The End of Sparta was released this week. Here is an excerpt: The Boiotians vote to invade Sparta. But before the assembly breaks up the old philosopher Alkidamas speaks to the crowd:
The applause quieted down, as if the crowd itself had been stunned by their own spontaneous roaring. But what now? Did they know where the ripples of their wild assent would lap? Would harsh Reason goad them back to quiet? Then Mêlon for the first time noticed that the sophist Alkidamas, of all people, not the other Boiotarchs or once again Pelopidas, or the Athenians, was approaching the bêma, both arms upraised with his big open palms to calm the crowd — as if this were his plan, as if it had been his army all along.
The Athenians were murmuring and starting to become nervous; they were surrounded by now frenzied Boiotians. Then Alkidamas spoke: “I take this thunder as a voice vote that we are to march under General Epaminondas in the morning before the frost melts. Pelopidas as his habit will be in charge of the marching order. Look out in the plain below; the muster is nearly complete and only awaits our nod. Let the Boiotarchs sort out the details. The seven generals who had doubts have already ceded their command over to our two leaders. I have nothing to add to the promises of Epaminondas — other than this.” Now Alkidamas himself also grew quiet, not quite sure what he would say next.
But speak he did. For the great sophist of the Hellenes was possessed, he would say later, by an inexplicable fire, one from the mouth of Pythagoras himself. So the words came out not entirely his own. “No man is born by nature a slave — this curse that so often makes the strong and wise unfree and the weak and dull their master.”
The crowd was bewildered at these lofty thoughts so out of place in a sermon to march to war, but stayed quiet for more. “Beware of those who say the Messenian helots know nothing of letters as if they were man-footed beasts of dim wits and animal grunts. They are unfree because they live next to the Spartans. So we the Boiotians, and Kallistratos and his fancy Athenians, might well have been as well, had our borders butted such a race of granite as those who wear the red capes. The Messenians will be free thanks to the strong right arms of the Boiotians.”
Now Alkidamas waved his arms and yelled to the crowd in far louder fashion than had Epaminondas. “Yes, they will have their free city of Messenê.” With that, Alkidamas stepped down and abandoned the politics of Boiotia for good, for this man of action also had business himself in the Peloponnesos.
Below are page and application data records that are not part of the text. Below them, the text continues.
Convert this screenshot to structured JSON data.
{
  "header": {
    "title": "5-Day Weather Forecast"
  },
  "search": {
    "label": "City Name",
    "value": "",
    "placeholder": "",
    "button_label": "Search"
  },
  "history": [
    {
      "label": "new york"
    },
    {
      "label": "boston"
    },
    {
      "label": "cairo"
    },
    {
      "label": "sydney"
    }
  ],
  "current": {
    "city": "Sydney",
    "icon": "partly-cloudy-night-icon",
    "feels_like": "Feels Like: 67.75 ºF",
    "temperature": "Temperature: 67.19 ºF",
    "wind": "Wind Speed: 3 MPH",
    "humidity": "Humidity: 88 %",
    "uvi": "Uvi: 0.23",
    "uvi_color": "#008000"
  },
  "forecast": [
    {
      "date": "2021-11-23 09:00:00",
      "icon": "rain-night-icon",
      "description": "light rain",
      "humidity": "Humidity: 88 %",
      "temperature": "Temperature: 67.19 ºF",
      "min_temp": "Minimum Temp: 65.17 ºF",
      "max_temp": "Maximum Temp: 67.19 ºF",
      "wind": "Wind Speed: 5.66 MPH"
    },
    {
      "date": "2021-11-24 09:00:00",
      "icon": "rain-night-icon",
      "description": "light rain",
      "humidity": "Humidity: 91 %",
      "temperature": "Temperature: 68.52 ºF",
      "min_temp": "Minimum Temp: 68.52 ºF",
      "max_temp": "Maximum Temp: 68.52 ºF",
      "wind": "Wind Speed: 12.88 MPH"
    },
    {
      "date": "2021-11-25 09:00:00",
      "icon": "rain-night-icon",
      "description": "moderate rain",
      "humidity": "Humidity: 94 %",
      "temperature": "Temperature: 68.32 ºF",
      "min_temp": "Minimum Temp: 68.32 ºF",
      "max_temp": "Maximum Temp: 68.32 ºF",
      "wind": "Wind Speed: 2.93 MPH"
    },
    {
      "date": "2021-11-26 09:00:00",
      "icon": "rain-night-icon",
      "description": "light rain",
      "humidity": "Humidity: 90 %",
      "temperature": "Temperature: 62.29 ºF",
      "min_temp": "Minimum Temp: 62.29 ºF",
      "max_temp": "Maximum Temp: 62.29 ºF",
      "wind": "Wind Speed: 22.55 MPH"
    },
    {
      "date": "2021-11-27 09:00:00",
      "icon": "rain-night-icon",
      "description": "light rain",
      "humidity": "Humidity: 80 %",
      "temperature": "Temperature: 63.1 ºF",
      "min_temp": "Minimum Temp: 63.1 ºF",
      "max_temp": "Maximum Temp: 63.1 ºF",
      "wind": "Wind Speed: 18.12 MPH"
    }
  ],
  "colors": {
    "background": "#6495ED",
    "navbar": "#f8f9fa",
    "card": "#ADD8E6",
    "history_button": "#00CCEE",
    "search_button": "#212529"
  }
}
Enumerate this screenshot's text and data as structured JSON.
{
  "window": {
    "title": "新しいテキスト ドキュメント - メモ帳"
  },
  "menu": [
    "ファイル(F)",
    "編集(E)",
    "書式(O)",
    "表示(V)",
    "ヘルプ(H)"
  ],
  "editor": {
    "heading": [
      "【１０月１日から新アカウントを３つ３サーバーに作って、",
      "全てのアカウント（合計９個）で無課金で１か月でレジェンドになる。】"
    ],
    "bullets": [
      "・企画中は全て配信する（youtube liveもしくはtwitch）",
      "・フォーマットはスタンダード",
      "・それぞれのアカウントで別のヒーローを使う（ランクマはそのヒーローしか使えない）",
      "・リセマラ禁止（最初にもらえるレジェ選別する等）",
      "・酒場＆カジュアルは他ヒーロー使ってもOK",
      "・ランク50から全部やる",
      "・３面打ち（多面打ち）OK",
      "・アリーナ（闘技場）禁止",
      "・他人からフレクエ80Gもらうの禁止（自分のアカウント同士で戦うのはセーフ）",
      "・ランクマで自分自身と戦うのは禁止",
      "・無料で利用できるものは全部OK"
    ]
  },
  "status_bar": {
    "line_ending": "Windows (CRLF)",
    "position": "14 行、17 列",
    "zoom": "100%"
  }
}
As the assembly of the Boiotians broke up, the white-haired sophist lumbered over to Mêlon, who put his hands on the shoulders of the old man and raised his voice over the din, “I hope to be alive to hear all that again, your defense of the Messenians, this no man a slave. I think you have the beginning of a real speech some day from these embers that flared up in your chest as if the One God of ours was working your bellows.”
Then he pointed where the general had stalked out of the assembly. “This winter Epaminondas will go beyond his tenure that expires at the new year. Then I wager that we will all be renegades. It will be our choice to be right and dead with Epaminondas or wrong, alive— and growing old— with Backwash. We all go out under the command of Epaminondas who soon will find himself an outlaw general. There will be a death sentence when — or if — we return, earned for the freedom of distant slaves.”
Alkidamas then barked to Mêlon over the noise, “When the law is in service to servitude, and its violation means freedom, then the choice for a good man is not hard. If the helots are freed and we tramp back alive, then our faces will be chiseled in marble on the high temples at Delphi. But if we trip, well, then you know the fate of Epaminondas and all of us who follow. There won’t be a gorge — not even the Apothetai of the Spartans — big enough to hide all our corpses.”
©2011 Victor Davis Hanson